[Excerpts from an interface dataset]
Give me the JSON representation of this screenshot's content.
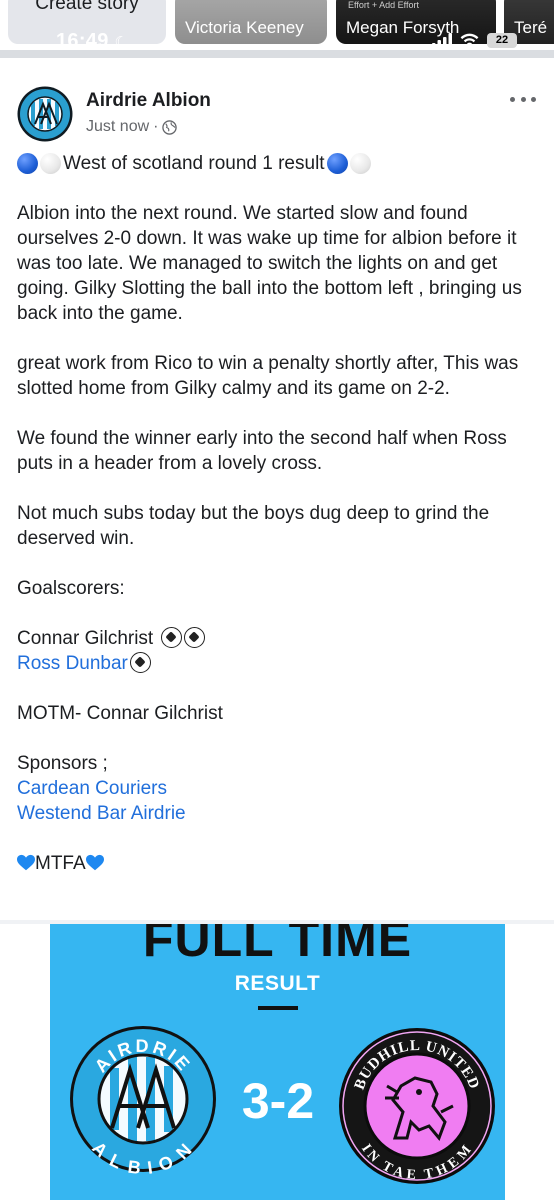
{
  "status_bar": {
    "time": "16:49",
    "battery": "22"
  },
  "stories": [
    {
      "label": "Create story"
    },
    {
      "label": "Victoria Keeney"
    },
    {
      "label": "Megan Forsyth",
      "preview_text": "Effort + Add Effort"
    },
    {
      "label": "Teré"
    }
  ],
  "post": {
    "page_name": "Airdrie Albion",
    "timestamp": "Just now",
    "title": "West of scotland round 1 result",
    "paragraphs": [
      "Albion into the next round. We started slow and found ourselves 2-0 down. It was wake up time for albion before it was too late. We managed to switch the lights on and get going. Gilky Slotting the ball into the bottom left , bringing us back into the game.",
      "great work from Rico to win a penalty shortly after, This was slotted home from Gilky calmy and its game on 2-2.",
      "We found the winner  early into the second half when Ross puts in a header from a lovely cross.",
      "Not much subs today but the boys dug deep to grind the deserved win."
    ],
    "goalscorers_heading": "Goalscorers:",
    "scorers": [
      {
        "name": "Connar Gilchrist",
        "goals": 2,
        "is_link": false
      },
      {
        "name": "Ross Dunbar",
        "goals": 1,
        "is_link": true
      }
    ],
    "motm": "MOTM- Connar Gilchrist",
    "sponsors_heading": "Sponsors ;",
    "sponsors": [
      "Cardean Couriers",
      "Westend Bar Airdrie"
    ],
    "signoff": "MTFA"
  },
  "result_graphic": {
    "headline": "FULL TIME",
    "subheading": "RESULT",
    "score": "3-2",
    "home_crest_text": {
      "top": "AIRDRIE",
      "bottom": "ALBION"
    },
    "away_crest_text": {
      "top": "BUDHILL UNITED",
      "bottom": "IN TAE THEM"
    },
    "background_color": "#36b6f1"
  },
  "colors": {
    "link": "#216fdb",
    "muted": "#65676b",
    "text": "#1c1e21"
  }
}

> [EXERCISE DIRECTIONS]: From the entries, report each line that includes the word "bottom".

> [TASK ANSWER]:
      "Albion into the next round. We started slow and found ourselves 2-0 down. It was wake up time for albion before it was too late. We managed to switch the lights on and get going. Gilky Slotting the ball into the bottom left , bringing us back into the game.",
      "bottom": "ALBION"
      "bottom": "IN TAE THEM"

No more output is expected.